Paul Kalanithi died in March 2015, while working on this book, yet his words live on as a guide and a gift to us all. “I began to realize that coming face to face with my own mortality, in a sense, had changed nothing and everything,” he wrote. “Seven words from Samuel Beckett began to repeat in my head: ‘I can’t go on. I’ll go on.'” When Breath Becomes Air is an unforgettable, life-affirming reflection on the challenge of facing death and on the relationship between doctor and patient, from a brilliant writer who became both.
1. Tuesdays With Morrie
I have read this book a total of two times. Both at incredibly important times of my life.

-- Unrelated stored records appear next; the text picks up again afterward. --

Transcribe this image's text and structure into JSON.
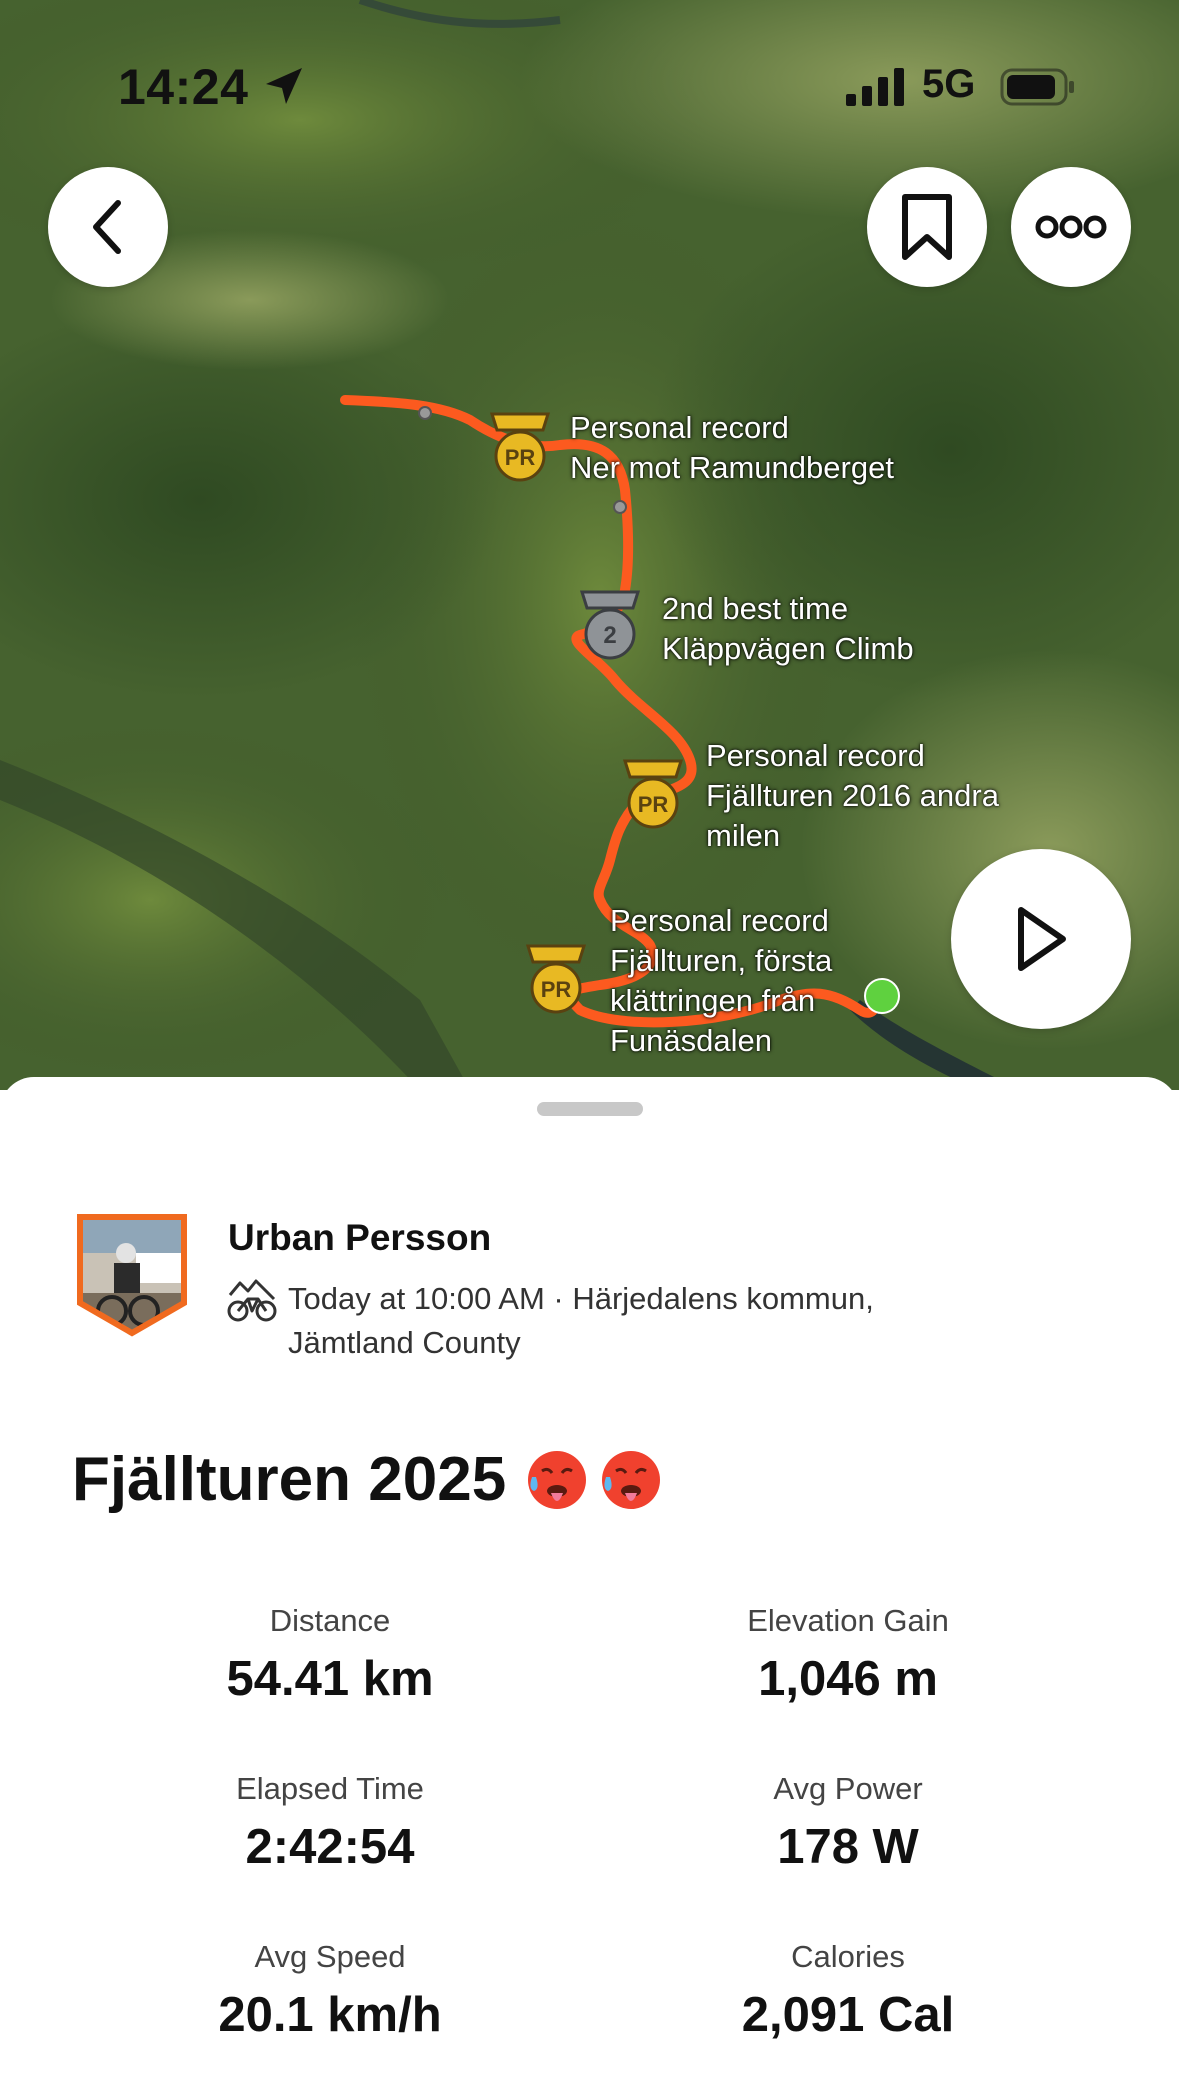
{
  "status_bar": {
    "time": "14:24",
    "network": "5G"
  },
  "map": {
    "route_color": "#fc5a1f",
    "segments": [
      {
        "label_line1": "Personal record",
        "label_line2": "Ner mot Ramundberget",
        "label_line3": "",
        "medal": "PR"
      },
      {
        "label_line1": "2nd best time",
        "label_line2": "Kläppvägen Climb",
        "label_line3": "",
        "medal": "2"
      },
      {
        "label_line1": "Personal record",
        "label_line2": "Fjällturen 2016 andra",
        "label_line3": "milen",
        "medal": "PR"
      },
      {
        "label_line1": "Personal record",
        "label_line2": "Fjällturen, första",
        "label_line3": "klättringen från",
        "label_line4": "Funäsdalen",
        "medal": "PR"
      }
    ]
  },
  "athlete": {
    "name": "Urban Persson",
    "meta_line1": "Today at 10:00 AM · Härjedalens kommun,",
    "meta_line2": "Jämtland County"
  },
  "activity": {
    "title": "Fjällturen 2025"
  },
  "stats": {
    "distance_label": "Distance",
    "distance_value": "54.41 km",
    "elevation_label": "Elevation Gain",
    "elevation_value": "1,046 m",
    "elapsed_label": "Elapsed Time",
    "elapsed_value": "2:42:54",
    "power_label": "Avg Power",
    "power_value": "178 W",
    "speed_label": "Avg Speed",
    "speed_value": "20.1 km/h",
    "calories_label": "Calories",
    "calories_value": "2,091 Cal"
  }
}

The first was in my final term of high school, as I was preparing to enter university as a pre-med major with a particular interest in Motor Neuron Disease. It was required reading for our class, and I’m sure I was the only person who liked it, but I couldn’t fathom why.

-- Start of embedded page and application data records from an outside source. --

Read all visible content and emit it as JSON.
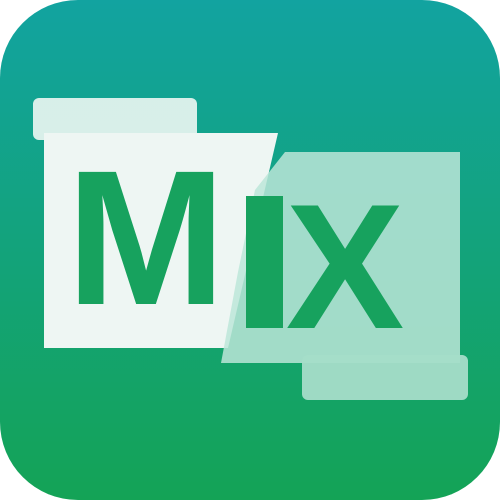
{
  "app_icon": {
    "name": "MX",
    "icon": "mx-logo-icon",
    "letters": [
      "M",
      "X"
    ]
  },
  "colors": {
    "gradient_top": "#12A3A0",
    "gradient_bottom": "#14A356",
    "letter_green": "#17A25E",
    "panel_white": "#EEF6F3",
    "panel_light": "#A5DDC9"
  }
}
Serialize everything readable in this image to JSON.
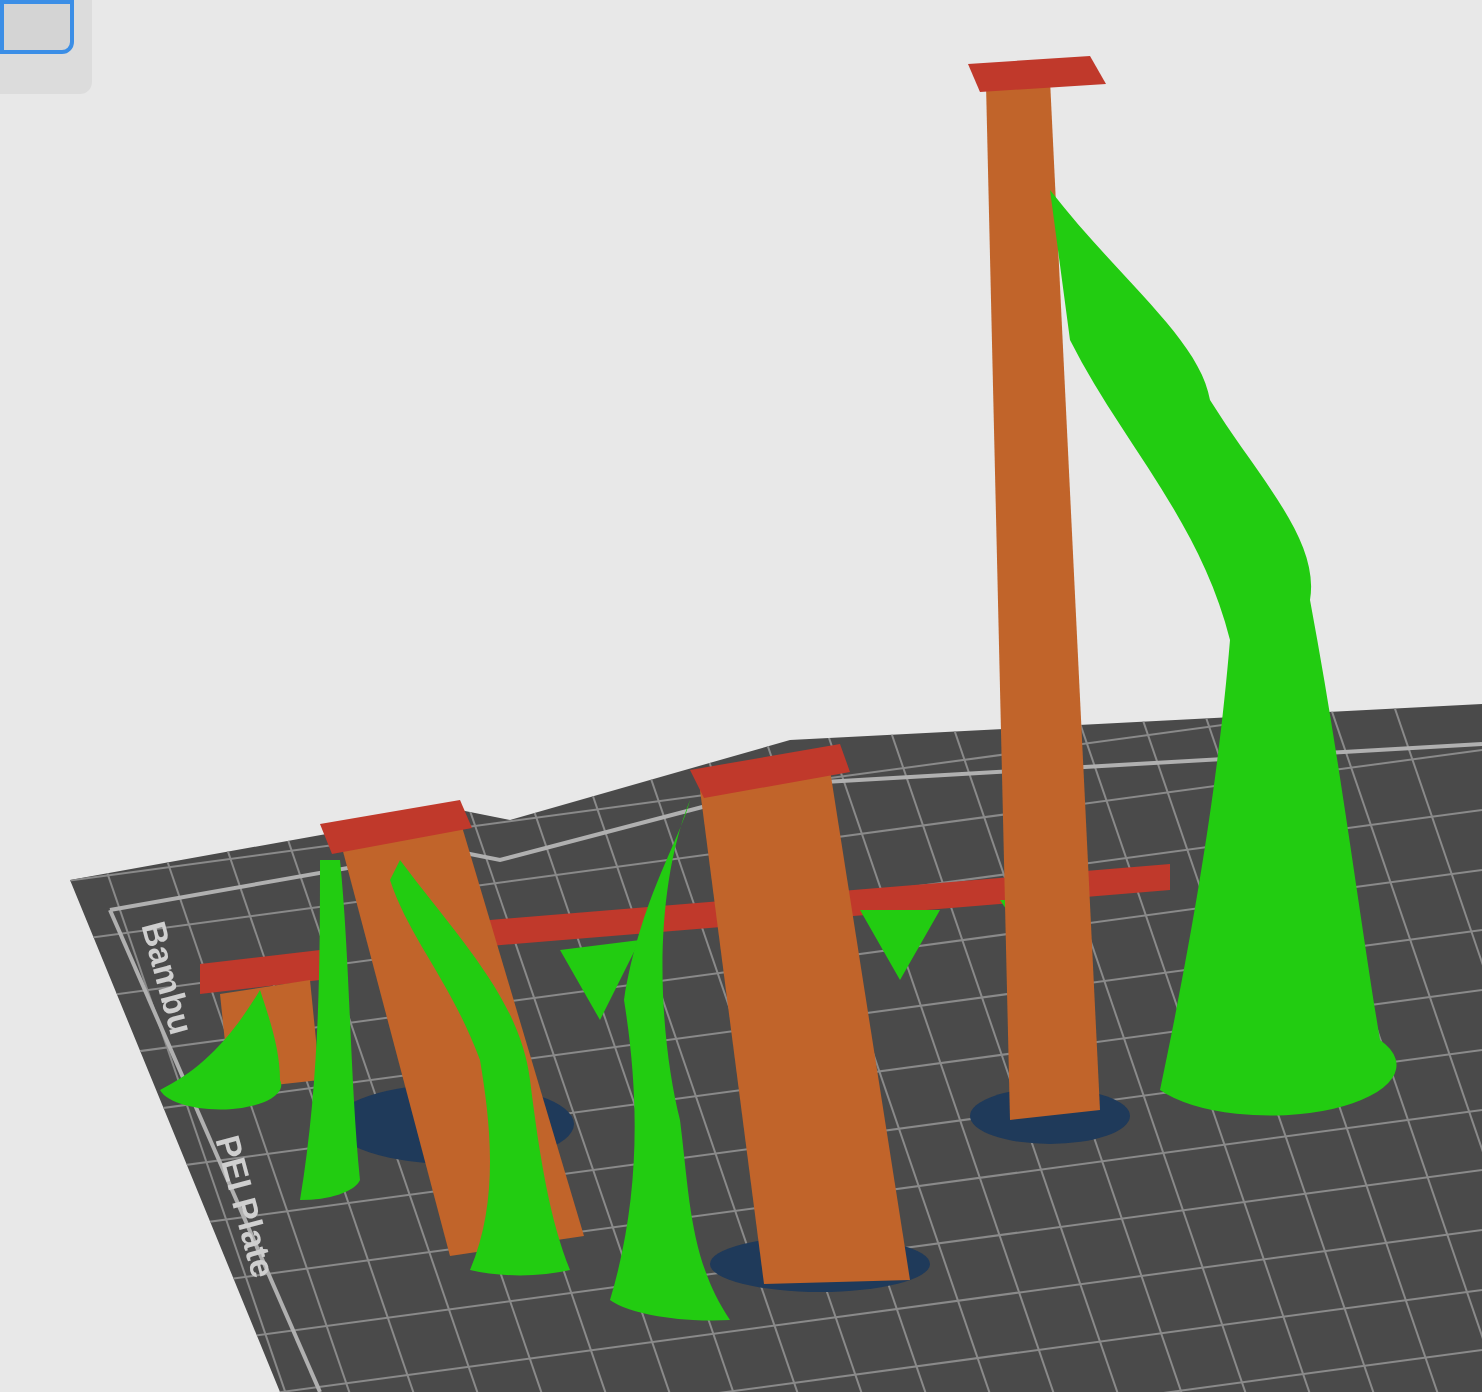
{
  "toolbar": {
    "buttons": [
      {
        "selected": true
      }
    ]
  },
  "plate": {
    "labels": [
      "Bambu",
      "PEI Plate"
    ]
  }
}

Morrie spoke to my heart.
In particular, I’m rather fond of the story about the little wave, happily bobbing along one day until he sees the waves ahead of him crashing into shore. He grows upset thinking that soon he will end until another wave comes along to tell him not to worry, for he is not a wave – he is part of the ocean.
My heart always swells at that.
The second time I read Tuesdays with Morrie was not long after I’d graduated university. It was just as heartwarming the second time around. Morrie dies with such grace, such joy, and such hope, I couldn’t help but find it infectious. I do find, however, that I read this book for Morrie, and I often skim over the Mitch parts. But that’s just me, reader.
I hope you love it too.
Maybe it was a grandparent, or a teacher or a colleague. Someone older, patient and wise, who understood you when you were young and searching, and gave you sound advice to help you make your way through it. For Mitch Albom, that person was Morrie Schwartz, his college professor from nearly twenty years ago.
Maybe, like Mitch, you lost track of this mentor as you made your way, and the insights faded. Wouldn’t you like to see that person again, ask the bigger questions that still haunt you?
Mitch Albom had that second chance. He rediscovered Morrie in the last months of the older man’s life. Knowing he was dying of ALS – or motor neurone disease – Mitch visited Morrie in his study every Tuesday, just as they used to back in college. Their rekindled relationship turned into one final ‘class’: lessons in how to live.
Drop me a comment with your favourite non-fiction reads!